Charles Bukowski once wrote, “can you remember who you were before the world told you who you should be?” Since time immemorial, society has been dictating its own rules and set up its very own definition of normativity, therefore creating a border between those who fit and those who don’t. The world has been giving birth to outcasts for centuries. And today is no exception; one is cast out based on their religion, their gender, their sexual orientation, their views on the world, or their lifestyle.
As a gay man, Canadian artist Andrew Salgado has always felt that rejection and even experienced it in the most brutal way possible, when he fell victim to a hate crime at a music festival in Canada in 2008. The young man was then left toothless and unconscious. “Something like that shapes you forever…” he says. “But it’s how you process and move on from it where you find the silver lining.” After the incident, Andrew found in art a way to exteriorize his painful experience. “In art school, we often spoke about how art was a weapon, but I never really realized what that meant until something happened to me”, he explains. “I became anchored. I had something to talk about. Oddly enough, it made my career. As people, we have a natural tendency towards catharsis and convalescence.” Indeed, the works that followed, such as Bloody Faggot, were mostly self-portraits showing him completely wrecked.

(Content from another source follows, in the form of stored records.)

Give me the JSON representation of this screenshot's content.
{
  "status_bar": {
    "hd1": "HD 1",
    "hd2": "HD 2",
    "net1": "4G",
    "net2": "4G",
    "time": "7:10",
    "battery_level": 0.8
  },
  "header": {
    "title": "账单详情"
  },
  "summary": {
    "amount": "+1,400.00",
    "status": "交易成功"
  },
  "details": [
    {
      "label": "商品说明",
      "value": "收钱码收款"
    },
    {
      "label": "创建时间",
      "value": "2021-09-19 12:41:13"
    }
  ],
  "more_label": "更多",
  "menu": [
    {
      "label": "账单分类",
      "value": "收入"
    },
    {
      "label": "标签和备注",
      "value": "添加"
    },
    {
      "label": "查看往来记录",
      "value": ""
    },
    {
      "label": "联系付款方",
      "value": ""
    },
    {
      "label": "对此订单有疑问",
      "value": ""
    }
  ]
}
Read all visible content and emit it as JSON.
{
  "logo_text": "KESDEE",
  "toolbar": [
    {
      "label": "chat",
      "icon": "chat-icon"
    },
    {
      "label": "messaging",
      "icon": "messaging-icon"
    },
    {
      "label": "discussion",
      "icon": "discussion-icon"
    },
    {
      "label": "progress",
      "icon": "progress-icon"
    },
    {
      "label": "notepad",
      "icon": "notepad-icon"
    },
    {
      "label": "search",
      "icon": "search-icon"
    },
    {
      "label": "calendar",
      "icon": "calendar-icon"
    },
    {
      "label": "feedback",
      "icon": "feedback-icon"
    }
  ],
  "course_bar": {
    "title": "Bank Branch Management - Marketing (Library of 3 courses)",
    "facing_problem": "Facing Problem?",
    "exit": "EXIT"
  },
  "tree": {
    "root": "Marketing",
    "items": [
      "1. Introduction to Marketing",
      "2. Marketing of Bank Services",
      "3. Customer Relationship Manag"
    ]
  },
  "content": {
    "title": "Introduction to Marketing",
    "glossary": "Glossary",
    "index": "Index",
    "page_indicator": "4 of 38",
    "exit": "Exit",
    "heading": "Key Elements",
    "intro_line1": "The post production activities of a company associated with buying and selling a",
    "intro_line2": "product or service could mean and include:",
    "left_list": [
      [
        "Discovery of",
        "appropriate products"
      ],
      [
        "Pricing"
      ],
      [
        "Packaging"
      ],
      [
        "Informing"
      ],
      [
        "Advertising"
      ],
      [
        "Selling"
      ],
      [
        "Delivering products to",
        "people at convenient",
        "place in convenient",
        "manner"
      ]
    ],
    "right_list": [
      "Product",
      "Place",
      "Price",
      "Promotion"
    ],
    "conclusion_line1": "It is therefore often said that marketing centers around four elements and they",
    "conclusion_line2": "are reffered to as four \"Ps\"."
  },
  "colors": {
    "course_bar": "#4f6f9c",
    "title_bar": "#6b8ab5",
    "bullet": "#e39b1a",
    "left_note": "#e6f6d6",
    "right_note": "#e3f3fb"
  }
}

Today, he’s moved on from this past hurt and is sending all minorities and outcasts a powerful, hopeful, and healing message through his first London solo show in two years, The Snake, opening at Beers London on November 11, 2016. “For me, the title came about as a reference to change. How I, as an artist and person, saw myself as shedding my former skin and moving into something new. So, I suppose that is re-birth”, Andrew explains.